4. Create an environment people are proud of.
You want your teammates to look forward to spending time with each other in the office. That doesn’t mean you have to find a lavish space or the fanciest furnishings. Often, it’s the little details that make a major difference. Those details can vary depending on your culture, but the intentions behind them are universal.
For us, we chose an airy space near a park, decorated the office with plants, and created communal areas with comfortable couches, good lamps, and nice rugs. We also carpeted the office so employees can walk around in socks or slippers. In addition, we’ve created a dining environment that’s inspired by how we eat with family. It should feel comfortable and communal. The goal was to give the office a feeling of “home” and have folks be proud to bring their friends and family to visit.
5. Take time to reflect.
There are always a million things to do in a growth-stage business because that’s what it means to have a big opportunity. Meanwhile, maintaining focus becomes only more important as a company gets bigger. There’s a hustle and bustle to day-to-day work that can become all-consuming. Fast-growing businesses are intense places to work, and everyone is pushing himself or herself. This makes it even more important to set aside time on a regular basis and be introspective.

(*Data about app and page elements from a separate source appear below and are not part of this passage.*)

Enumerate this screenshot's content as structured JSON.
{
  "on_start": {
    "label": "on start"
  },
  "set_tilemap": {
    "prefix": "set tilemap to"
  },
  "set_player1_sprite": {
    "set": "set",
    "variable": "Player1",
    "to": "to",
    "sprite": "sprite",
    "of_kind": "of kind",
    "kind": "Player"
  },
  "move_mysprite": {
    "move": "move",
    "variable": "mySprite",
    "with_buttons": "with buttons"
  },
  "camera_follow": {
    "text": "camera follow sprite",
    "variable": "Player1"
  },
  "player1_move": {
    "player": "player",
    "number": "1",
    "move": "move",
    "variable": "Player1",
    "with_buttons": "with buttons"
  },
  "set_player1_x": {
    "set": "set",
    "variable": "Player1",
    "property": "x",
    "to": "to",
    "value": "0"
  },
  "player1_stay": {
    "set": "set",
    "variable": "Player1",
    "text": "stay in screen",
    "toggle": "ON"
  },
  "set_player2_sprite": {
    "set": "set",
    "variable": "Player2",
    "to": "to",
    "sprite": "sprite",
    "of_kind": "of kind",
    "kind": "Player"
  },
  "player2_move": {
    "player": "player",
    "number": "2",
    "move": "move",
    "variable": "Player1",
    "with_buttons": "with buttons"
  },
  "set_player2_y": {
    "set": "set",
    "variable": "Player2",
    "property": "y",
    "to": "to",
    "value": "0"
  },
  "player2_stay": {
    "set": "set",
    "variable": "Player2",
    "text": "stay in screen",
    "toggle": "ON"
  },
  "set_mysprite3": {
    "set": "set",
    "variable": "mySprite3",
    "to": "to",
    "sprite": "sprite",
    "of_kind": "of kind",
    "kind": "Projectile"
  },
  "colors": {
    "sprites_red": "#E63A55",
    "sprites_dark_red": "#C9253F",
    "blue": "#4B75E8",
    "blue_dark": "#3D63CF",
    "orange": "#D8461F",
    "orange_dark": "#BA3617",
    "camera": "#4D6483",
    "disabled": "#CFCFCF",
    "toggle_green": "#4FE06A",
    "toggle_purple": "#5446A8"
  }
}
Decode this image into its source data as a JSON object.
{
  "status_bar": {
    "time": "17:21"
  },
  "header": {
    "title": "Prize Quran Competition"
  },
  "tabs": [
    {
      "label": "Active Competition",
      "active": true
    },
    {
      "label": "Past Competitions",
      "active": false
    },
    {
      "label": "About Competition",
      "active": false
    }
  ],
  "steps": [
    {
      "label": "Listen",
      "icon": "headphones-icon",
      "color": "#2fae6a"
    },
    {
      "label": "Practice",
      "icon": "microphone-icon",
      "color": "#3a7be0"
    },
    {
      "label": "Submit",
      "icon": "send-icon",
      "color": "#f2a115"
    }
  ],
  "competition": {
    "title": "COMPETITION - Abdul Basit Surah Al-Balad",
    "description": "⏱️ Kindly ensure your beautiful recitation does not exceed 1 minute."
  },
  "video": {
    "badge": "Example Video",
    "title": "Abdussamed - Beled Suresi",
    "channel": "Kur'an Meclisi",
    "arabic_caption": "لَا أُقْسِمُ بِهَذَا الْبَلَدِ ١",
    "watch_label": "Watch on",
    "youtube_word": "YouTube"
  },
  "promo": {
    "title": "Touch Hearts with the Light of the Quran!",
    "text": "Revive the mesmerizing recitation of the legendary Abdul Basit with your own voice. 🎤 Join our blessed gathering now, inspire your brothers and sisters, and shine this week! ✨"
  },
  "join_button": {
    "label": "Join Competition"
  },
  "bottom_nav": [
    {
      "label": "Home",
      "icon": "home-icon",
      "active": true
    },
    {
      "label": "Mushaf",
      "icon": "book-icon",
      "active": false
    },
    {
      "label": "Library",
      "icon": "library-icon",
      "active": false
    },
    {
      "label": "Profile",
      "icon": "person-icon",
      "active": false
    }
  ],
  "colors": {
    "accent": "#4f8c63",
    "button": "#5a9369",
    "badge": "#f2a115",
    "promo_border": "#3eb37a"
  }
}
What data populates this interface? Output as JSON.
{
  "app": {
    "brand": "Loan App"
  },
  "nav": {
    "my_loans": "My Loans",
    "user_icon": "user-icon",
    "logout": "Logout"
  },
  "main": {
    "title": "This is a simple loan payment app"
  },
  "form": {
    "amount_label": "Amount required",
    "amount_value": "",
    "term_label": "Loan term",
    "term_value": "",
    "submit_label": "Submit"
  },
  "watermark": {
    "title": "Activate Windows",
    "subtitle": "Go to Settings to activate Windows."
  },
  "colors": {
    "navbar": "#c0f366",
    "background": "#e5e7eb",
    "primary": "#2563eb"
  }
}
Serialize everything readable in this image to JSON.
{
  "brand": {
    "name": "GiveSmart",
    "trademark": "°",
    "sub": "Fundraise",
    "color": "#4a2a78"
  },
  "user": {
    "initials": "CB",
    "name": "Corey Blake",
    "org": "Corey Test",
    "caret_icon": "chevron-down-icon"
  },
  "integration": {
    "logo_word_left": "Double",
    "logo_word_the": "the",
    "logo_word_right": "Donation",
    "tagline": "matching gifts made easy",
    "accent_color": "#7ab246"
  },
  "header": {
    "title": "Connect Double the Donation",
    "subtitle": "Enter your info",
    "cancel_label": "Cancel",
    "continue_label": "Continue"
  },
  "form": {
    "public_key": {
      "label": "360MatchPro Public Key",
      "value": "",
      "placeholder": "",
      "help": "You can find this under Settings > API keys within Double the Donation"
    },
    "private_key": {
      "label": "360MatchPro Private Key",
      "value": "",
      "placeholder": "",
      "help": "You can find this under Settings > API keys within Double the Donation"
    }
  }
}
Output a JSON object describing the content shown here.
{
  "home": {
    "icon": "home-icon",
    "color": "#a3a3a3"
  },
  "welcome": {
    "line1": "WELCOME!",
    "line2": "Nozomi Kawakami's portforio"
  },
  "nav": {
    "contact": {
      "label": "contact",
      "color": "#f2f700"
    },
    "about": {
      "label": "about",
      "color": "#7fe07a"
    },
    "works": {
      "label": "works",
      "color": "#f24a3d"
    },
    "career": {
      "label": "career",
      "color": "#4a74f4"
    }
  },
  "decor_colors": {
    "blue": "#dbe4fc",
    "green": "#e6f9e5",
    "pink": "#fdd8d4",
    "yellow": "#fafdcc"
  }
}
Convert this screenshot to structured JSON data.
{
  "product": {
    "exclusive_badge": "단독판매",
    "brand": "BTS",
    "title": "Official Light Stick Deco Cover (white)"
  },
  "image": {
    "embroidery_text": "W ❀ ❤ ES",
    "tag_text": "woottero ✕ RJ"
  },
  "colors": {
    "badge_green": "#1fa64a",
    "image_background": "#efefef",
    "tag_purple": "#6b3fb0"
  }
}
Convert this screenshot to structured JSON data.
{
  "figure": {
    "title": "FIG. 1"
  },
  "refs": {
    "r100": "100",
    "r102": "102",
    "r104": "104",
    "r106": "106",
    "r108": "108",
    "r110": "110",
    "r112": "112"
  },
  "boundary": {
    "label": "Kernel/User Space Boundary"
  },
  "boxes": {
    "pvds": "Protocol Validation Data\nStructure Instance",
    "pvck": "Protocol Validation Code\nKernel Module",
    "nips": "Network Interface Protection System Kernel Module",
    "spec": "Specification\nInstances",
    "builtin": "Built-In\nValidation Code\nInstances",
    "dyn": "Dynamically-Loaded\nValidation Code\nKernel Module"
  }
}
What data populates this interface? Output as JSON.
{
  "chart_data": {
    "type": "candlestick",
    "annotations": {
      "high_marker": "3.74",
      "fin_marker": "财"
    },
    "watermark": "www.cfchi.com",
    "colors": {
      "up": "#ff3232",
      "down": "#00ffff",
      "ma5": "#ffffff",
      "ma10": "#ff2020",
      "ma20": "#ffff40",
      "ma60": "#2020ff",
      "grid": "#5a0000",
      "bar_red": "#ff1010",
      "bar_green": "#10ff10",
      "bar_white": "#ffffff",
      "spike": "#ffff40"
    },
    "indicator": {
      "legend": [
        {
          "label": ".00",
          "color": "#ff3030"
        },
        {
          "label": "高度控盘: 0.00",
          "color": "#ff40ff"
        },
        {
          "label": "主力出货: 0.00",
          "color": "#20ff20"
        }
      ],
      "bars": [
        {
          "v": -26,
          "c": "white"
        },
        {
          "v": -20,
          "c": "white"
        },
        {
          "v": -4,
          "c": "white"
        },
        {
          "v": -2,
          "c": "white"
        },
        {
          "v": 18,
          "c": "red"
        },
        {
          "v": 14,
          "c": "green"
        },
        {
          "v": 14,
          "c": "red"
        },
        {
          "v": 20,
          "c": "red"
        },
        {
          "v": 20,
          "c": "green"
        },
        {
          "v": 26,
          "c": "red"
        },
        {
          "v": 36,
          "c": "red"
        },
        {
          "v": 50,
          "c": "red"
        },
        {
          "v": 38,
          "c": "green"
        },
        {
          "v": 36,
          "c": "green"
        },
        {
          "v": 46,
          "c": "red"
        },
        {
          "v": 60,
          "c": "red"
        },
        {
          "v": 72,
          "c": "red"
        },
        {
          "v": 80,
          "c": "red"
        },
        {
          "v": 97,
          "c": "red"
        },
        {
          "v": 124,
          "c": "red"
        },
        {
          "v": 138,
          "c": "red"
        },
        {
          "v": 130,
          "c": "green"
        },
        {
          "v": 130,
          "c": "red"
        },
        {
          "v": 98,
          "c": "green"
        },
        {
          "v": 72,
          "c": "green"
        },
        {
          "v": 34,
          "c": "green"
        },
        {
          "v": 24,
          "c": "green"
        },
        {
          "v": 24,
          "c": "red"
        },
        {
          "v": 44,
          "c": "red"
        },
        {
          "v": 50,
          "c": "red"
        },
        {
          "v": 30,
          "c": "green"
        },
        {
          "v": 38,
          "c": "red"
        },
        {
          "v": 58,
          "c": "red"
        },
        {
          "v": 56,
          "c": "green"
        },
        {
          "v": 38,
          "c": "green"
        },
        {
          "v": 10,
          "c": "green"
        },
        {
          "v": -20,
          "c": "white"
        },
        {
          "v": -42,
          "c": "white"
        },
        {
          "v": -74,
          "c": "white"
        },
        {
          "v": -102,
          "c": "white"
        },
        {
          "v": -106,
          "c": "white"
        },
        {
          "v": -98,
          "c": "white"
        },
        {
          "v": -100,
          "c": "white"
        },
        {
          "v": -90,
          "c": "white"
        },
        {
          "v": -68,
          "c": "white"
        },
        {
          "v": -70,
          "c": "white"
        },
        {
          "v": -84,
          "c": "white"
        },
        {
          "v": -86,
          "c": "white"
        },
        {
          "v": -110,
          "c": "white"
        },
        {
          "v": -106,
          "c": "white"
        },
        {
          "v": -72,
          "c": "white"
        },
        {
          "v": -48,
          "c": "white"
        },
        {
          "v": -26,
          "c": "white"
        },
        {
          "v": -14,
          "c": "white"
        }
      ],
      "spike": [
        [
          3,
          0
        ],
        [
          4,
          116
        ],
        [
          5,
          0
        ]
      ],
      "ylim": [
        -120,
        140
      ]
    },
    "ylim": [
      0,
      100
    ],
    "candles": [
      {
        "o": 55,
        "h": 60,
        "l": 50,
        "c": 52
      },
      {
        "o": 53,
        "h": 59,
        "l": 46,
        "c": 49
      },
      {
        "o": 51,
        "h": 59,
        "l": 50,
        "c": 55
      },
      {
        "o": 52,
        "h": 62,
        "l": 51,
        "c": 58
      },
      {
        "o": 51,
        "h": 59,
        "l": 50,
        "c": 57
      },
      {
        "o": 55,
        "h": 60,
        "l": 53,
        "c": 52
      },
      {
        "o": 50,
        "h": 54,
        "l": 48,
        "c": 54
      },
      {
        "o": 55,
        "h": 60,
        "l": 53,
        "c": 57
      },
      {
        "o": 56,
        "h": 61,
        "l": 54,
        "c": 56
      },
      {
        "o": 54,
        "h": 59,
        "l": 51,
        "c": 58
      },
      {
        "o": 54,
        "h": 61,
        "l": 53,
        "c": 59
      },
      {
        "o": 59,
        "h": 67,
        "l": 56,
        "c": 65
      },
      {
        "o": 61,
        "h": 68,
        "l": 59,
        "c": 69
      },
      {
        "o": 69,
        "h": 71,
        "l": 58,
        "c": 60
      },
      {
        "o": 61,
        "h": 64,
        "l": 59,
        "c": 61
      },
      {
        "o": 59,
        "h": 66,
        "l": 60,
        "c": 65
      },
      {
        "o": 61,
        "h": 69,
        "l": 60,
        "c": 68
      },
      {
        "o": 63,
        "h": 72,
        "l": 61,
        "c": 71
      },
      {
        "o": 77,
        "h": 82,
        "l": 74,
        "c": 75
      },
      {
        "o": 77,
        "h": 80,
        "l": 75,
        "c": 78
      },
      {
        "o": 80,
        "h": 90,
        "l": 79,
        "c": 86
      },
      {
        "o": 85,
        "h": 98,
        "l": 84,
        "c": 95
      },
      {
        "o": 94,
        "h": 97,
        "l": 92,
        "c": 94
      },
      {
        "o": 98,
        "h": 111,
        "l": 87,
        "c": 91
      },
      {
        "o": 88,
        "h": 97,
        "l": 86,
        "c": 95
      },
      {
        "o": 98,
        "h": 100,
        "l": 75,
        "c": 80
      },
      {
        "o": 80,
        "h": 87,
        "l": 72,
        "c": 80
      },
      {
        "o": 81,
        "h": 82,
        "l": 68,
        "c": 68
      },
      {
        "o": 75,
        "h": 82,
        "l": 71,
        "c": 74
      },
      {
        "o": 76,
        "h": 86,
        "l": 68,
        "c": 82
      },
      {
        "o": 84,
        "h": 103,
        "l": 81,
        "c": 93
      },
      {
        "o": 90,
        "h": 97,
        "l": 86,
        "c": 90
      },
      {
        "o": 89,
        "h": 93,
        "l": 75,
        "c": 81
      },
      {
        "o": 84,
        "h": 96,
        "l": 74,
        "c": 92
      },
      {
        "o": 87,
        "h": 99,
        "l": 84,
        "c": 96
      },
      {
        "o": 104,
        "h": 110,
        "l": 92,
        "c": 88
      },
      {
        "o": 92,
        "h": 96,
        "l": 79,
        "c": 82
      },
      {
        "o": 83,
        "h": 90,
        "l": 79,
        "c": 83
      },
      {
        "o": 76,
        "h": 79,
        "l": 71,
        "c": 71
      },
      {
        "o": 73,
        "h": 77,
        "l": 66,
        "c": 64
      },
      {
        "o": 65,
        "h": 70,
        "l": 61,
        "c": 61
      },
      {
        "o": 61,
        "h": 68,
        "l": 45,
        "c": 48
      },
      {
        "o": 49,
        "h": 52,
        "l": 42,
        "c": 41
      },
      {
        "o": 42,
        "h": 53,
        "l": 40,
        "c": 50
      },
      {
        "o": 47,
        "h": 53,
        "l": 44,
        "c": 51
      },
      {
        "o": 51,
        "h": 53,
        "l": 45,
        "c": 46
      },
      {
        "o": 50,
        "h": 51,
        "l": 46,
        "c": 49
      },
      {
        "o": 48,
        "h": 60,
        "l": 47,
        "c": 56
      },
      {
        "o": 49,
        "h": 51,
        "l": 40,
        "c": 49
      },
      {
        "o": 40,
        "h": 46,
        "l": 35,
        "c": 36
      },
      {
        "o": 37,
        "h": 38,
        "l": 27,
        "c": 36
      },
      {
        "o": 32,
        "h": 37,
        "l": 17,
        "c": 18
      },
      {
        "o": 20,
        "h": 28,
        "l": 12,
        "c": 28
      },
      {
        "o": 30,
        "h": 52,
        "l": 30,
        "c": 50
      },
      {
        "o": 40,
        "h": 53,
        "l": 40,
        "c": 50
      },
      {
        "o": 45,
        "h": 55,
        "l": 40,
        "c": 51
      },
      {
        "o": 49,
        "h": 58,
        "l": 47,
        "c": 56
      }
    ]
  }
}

At Gusto, we try to create opportunities for introspection on a regular basis. It could be going on a walk to a nearby park, spending time in the “living room” portion of the office, or sharing one’s thoughts in the reflections we do on a regular basis.
We also give all our employees a round-trip flight anywhere in the world on their one-year anniversary, which they have to use before their second-year anniversary. It’s not just a perk. It’s a great way for them to have a change of environment, step away, and reflect. We’ve found that folks come back as healthier people, and thus as healthier teammates as well.
Gusto’s foundation has been built around our values and the idea that all companies are communities. The people of Gusto came together because of a shared passion for the problem we’re solving, and we know that we’ll never be done with our journey. We can always get better. We can always improve. This mindset has enabled us to grow quickly, in a way we’re proud of, without sacrificing culture.
Some might argue that culture doesn’t scale and “corporate” mindsets eventually take over as a company grows. I believe that as long as you hire with the mindset that each teammate is an owner in the business, and each person is empowered to lead by example, you don’t have to lose your culture. It can grow stronger as you get bigger.
This story was originally published in Inc. Magazine.